Only lines containing "title" belong in the answer, each copied from the entries below.

RECORDS FOR THIS TASK:
[Start of Attachment]

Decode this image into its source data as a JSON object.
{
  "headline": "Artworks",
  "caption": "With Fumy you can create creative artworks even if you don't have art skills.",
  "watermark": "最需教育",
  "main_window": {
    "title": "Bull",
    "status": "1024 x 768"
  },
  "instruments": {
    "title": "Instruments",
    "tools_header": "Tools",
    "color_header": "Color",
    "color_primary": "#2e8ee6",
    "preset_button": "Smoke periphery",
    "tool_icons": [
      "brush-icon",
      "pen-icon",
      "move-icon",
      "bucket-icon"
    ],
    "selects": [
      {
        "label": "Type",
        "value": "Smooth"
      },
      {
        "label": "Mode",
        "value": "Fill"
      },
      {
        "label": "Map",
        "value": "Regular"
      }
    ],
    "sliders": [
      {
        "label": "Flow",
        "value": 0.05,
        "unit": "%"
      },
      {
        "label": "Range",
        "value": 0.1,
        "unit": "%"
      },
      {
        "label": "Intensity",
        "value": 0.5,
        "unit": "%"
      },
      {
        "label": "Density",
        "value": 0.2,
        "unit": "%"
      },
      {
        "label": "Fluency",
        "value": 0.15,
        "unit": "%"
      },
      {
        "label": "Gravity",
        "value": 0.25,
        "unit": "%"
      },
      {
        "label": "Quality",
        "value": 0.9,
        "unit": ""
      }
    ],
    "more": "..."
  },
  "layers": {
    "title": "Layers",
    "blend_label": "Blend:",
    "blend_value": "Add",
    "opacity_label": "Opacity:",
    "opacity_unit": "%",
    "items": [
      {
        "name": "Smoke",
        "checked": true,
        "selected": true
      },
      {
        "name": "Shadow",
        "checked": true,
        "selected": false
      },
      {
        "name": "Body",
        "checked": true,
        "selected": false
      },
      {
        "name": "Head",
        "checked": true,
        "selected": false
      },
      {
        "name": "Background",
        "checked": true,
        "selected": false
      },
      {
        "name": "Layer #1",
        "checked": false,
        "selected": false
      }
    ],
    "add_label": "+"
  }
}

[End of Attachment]

EXERCISE RESULT:
    "title": "Bull",
    "title": "Instruments",
    "title": "Layers",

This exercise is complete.